## Requirement
Every line of the following records that includes "Kontroler" should be copied.

Entries from a dataset of interfaces
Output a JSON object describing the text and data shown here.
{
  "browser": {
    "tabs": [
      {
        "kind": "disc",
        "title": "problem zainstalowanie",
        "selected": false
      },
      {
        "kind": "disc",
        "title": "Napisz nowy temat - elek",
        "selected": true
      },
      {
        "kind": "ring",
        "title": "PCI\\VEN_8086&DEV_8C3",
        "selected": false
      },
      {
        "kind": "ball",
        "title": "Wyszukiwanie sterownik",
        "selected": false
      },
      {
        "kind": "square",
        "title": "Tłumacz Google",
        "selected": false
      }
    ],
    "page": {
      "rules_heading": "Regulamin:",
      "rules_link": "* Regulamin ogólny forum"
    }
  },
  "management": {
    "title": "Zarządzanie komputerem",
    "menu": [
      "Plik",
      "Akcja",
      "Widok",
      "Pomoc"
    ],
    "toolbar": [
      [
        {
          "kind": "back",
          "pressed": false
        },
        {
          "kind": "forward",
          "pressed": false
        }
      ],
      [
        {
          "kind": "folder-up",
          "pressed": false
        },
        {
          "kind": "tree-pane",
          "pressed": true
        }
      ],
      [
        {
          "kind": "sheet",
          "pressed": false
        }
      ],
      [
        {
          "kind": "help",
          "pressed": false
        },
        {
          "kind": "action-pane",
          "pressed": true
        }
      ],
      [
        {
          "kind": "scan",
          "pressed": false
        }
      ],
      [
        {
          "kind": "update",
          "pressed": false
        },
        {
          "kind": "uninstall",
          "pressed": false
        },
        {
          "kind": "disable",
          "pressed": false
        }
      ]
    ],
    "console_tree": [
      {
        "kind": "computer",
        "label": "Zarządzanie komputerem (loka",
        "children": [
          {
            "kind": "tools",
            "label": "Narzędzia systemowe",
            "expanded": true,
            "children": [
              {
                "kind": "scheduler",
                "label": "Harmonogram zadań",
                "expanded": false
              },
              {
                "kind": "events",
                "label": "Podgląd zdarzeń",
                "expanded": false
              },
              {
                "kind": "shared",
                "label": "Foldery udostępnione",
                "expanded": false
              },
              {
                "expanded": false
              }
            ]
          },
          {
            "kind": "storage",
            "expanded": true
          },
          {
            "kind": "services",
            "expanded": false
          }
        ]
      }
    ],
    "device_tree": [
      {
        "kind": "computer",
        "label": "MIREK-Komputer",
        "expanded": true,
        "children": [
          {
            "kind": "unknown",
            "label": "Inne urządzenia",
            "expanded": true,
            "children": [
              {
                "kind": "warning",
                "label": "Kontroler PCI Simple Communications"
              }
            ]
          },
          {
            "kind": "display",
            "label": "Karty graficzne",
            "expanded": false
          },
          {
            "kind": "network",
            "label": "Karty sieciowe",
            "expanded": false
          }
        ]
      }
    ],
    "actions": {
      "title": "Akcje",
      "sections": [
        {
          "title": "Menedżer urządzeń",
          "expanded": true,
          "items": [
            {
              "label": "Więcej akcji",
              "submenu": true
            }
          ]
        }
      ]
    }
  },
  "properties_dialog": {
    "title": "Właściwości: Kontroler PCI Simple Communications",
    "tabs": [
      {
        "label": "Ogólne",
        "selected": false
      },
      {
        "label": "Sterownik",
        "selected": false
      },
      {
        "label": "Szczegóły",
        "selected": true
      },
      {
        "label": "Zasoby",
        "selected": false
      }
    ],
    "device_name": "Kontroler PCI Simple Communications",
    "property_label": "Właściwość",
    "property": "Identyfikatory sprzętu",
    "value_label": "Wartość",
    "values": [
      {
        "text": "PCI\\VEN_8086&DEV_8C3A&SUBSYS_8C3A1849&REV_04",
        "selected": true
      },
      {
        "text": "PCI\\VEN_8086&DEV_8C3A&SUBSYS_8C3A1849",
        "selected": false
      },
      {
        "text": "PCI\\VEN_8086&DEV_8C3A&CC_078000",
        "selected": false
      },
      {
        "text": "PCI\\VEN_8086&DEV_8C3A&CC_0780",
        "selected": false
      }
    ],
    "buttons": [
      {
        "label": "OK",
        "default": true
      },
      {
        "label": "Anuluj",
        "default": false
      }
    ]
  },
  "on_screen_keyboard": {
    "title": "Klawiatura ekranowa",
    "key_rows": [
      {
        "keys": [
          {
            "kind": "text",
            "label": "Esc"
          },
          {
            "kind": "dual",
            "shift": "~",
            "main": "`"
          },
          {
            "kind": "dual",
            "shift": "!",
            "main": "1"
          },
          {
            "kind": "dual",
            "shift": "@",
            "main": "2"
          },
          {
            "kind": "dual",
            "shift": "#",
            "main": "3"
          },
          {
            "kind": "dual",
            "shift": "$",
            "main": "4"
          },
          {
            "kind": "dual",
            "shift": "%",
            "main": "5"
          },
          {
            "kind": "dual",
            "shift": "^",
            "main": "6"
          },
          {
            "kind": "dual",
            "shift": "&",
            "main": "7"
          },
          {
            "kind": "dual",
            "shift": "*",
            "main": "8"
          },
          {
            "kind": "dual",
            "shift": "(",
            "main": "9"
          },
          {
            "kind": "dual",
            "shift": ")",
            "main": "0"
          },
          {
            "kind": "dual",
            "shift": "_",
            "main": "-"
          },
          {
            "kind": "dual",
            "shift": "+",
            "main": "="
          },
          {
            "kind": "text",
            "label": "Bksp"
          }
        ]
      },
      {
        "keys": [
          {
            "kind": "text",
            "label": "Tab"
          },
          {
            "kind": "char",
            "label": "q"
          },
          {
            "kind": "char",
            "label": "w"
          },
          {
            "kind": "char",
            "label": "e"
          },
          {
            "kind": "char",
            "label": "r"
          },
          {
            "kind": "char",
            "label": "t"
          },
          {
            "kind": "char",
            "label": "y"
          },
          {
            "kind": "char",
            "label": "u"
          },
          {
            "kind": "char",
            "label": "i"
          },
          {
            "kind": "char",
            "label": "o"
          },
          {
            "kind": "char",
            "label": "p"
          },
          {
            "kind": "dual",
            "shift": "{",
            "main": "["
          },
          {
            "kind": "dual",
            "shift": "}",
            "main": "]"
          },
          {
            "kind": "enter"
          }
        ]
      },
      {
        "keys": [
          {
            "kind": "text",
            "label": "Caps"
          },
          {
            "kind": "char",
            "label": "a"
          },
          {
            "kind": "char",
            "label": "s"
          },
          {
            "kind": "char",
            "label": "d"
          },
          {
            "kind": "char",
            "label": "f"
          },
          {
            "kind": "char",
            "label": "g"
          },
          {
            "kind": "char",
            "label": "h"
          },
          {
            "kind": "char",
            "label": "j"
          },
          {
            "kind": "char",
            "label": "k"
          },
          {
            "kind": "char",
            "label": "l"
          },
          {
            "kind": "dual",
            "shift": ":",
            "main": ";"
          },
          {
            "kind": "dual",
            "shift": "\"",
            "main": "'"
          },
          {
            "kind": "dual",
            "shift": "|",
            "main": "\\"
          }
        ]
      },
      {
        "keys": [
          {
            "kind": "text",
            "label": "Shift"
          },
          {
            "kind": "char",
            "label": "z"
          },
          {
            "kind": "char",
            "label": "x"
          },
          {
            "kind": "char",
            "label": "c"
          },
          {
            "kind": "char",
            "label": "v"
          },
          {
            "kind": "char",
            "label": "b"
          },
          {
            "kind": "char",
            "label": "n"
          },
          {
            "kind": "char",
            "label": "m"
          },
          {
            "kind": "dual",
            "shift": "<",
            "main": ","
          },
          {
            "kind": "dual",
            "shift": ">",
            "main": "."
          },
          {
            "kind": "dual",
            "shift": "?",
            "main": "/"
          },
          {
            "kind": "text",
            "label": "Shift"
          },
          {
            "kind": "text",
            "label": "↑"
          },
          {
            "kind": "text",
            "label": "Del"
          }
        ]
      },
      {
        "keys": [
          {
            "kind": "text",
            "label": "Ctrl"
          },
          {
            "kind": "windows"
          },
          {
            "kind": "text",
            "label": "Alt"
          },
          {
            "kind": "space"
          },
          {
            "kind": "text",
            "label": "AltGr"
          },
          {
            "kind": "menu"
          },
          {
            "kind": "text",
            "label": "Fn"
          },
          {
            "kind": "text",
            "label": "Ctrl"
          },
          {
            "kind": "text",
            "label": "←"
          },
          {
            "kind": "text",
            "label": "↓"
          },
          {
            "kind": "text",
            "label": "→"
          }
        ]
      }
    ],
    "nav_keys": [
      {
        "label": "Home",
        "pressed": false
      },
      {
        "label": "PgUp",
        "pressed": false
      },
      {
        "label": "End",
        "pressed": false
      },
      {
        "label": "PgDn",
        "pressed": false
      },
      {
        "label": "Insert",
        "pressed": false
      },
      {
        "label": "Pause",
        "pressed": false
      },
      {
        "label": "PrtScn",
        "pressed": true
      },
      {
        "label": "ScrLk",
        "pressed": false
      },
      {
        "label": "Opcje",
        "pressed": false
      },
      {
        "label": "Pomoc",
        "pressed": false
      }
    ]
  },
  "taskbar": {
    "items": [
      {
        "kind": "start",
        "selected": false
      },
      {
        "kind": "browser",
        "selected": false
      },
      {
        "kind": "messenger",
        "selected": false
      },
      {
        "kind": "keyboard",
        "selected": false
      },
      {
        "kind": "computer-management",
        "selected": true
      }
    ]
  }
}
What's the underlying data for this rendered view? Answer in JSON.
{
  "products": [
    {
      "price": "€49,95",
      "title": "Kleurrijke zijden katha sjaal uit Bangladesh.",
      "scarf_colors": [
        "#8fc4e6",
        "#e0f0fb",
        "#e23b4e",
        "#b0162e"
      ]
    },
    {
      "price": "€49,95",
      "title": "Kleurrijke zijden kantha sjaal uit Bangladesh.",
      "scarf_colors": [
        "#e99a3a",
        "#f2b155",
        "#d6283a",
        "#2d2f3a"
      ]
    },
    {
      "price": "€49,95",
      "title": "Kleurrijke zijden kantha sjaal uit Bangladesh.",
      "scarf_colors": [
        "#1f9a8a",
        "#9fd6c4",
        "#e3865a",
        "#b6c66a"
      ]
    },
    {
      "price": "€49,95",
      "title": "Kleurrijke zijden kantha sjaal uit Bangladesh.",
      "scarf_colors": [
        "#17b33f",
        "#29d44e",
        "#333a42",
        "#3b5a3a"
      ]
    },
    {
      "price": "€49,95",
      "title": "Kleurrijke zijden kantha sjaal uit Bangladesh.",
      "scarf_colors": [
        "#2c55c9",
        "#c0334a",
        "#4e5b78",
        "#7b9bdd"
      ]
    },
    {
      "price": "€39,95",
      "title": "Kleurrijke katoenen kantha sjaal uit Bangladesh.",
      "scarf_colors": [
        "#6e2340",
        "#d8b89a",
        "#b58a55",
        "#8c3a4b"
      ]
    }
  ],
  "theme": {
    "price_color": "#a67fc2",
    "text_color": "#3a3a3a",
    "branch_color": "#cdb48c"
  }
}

## Problem solution
                "label": "Kontroler PCI Simple Communications"
    "title": "Właściwości: Kontroler PCI Simple Communications",
    "device_name": "Kontroler PCI Simple Communications",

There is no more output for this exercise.